Multimodal Imaging of Neurological Disorders
Coordinator: José M. BENLLOCH
Project Number: 603002
EC contribution: € 5,381,872.00
Project website: under construction
The key concept behind this proposal is the development of a very high resolution and high efficiency brain dedicated Positron Emission Tomograph (PET) imager that can visualize neurotransmitter pathways and their disruptions in the quest to better diagnose and consequently to better treat schizophrenia. In addition, the plan is for this compact PET imager to be integrated with a Magnetic Resonance Imager Radio Frequency (MRI RF) system to be able to operate as a brain insert in a hybrid imaging setup with practically any MRI scanner.

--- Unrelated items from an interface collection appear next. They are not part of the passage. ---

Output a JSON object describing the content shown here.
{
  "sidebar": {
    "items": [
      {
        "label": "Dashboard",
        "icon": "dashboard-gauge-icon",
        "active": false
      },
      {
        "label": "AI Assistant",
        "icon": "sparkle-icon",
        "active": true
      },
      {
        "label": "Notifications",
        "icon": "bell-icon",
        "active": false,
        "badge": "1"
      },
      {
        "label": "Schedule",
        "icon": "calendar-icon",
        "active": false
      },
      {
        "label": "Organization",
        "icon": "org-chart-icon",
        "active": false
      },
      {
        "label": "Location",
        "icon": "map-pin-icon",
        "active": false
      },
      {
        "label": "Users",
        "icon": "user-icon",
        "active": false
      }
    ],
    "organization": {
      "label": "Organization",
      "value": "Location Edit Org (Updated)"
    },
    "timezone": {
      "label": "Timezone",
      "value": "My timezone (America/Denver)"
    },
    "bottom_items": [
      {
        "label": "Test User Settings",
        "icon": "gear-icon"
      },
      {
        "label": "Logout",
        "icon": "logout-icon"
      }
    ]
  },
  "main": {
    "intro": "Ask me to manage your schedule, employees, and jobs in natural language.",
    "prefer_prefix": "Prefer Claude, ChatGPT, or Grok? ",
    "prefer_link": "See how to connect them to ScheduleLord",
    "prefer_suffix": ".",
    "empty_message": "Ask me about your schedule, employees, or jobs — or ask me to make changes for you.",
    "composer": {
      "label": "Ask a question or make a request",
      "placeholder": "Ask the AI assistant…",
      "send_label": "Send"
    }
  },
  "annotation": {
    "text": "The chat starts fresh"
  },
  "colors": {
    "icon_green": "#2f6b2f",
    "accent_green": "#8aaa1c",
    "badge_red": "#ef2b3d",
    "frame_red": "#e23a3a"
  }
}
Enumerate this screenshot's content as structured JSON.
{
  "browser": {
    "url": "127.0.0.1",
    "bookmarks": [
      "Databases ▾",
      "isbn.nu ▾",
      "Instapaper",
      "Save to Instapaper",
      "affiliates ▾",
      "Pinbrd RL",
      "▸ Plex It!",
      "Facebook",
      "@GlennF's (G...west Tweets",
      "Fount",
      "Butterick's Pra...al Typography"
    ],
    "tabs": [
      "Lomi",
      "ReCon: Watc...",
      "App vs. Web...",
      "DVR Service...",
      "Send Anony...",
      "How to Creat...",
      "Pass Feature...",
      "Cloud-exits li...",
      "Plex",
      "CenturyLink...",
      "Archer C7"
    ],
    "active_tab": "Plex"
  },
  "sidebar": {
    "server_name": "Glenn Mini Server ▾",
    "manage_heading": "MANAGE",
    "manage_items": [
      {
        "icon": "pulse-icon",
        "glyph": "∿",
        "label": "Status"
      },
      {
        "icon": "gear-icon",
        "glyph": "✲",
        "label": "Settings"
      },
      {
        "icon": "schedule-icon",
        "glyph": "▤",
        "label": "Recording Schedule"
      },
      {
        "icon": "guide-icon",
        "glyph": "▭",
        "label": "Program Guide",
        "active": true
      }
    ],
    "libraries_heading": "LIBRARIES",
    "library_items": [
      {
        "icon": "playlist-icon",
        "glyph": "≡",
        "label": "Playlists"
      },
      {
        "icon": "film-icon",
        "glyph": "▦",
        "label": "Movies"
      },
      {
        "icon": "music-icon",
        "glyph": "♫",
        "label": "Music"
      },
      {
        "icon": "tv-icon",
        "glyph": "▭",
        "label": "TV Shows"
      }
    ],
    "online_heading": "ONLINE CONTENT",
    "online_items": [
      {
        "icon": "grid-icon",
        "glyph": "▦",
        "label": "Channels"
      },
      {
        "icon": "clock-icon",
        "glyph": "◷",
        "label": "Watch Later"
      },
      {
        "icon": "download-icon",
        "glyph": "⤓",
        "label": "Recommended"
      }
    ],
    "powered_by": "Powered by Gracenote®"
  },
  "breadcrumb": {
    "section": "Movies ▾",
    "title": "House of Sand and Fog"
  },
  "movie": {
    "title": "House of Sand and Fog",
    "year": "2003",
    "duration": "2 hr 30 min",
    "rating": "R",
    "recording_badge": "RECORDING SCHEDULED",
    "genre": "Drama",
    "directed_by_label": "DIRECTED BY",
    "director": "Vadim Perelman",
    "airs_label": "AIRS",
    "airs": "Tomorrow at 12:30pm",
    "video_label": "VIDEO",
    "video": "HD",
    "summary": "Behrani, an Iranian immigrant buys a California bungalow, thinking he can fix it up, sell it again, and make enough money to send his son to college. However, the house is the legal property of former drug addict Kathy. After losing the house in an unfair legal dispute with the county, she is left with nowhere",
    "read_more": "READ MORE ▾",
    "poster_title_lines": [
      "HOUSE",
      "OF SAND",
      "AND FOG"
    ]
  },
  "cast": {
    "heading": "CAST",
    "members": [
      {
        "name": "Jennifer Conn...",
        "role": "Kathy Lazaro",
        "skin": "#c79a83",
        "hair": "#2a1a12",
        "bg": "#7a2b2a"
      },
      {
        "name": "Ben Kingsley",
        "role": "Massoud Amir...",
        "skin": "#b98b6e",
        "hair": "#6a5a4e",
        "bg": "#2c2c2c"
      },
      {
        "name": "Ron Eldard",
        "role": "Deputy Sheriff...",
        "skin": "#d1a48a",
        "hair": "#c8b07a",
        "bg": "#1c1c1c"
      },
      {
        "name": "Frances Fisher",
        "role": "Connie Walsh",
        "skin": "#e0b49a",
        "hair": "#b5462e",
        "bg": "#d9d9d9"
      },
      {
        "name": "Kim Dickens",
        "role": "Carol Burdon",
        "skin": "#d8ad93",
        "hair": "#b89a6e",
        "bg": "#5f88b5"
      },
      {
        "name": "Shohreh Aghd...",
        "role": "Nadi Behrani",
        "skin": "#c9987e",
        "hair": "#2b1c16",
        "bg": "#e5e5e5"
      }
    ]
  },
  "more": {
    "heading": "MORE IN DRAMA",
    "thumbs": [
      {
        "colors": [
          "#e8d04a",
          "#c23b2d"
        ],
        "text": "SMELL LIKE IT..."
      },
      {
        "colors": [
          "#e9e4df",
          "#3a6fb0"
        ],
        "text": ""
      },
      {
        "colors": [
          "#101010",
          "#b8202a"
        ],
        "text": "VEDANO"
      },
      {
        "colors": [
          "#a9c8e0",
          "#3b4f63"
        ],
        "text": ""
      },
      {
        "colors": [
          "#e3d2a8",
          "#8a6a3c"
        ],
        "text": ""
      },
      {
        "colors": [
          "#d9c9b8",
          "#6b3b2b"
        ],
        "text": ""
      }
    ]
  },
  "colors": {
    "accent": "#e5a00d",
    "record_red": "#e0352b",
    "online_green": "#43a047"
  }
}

From the technical point of view, we propose to optimize the PET technology for imaging of the human brain with the accuracy typically achieved for small animal brain imaging. To achieve this, we will incorporate the solid state based MRI-compatible PET modules that will be designed to achieve below systemic 1mm spatial resolution in a tomographic reconstruction of the human brain.
We aim to achieve the level of PET-MRI compatibility allowing for simultaneous PET and MRI imaging. By combining PET measurements of neurotransmission with fMRI (functional MRI) measurements of Blood Oxygen Level Detection (BOLD) signal changes we will advance to a position where it is possible to learn more about the neurochemical determination of neural activity reflected in BOLD signal changes.
The novelty is that both the PET and RF coil systems are integrated into a portable and compact design dedicated to brain examination. This will allow current MR equipment to be easily upgraded into PET/MR systems.
To achieve its diagnostic goal, MINDView will be paired with the set of dedicated specific PET imaging agents and endogenous compounds that will be labeled with short-lived positron isotopes. The goal is that dopaminergic, glutamatergic and other pathways will be able to be studied with the new high performance imaging tool. Innovative paradigms such as activation and perturbation and their impact on brain function will be in focus.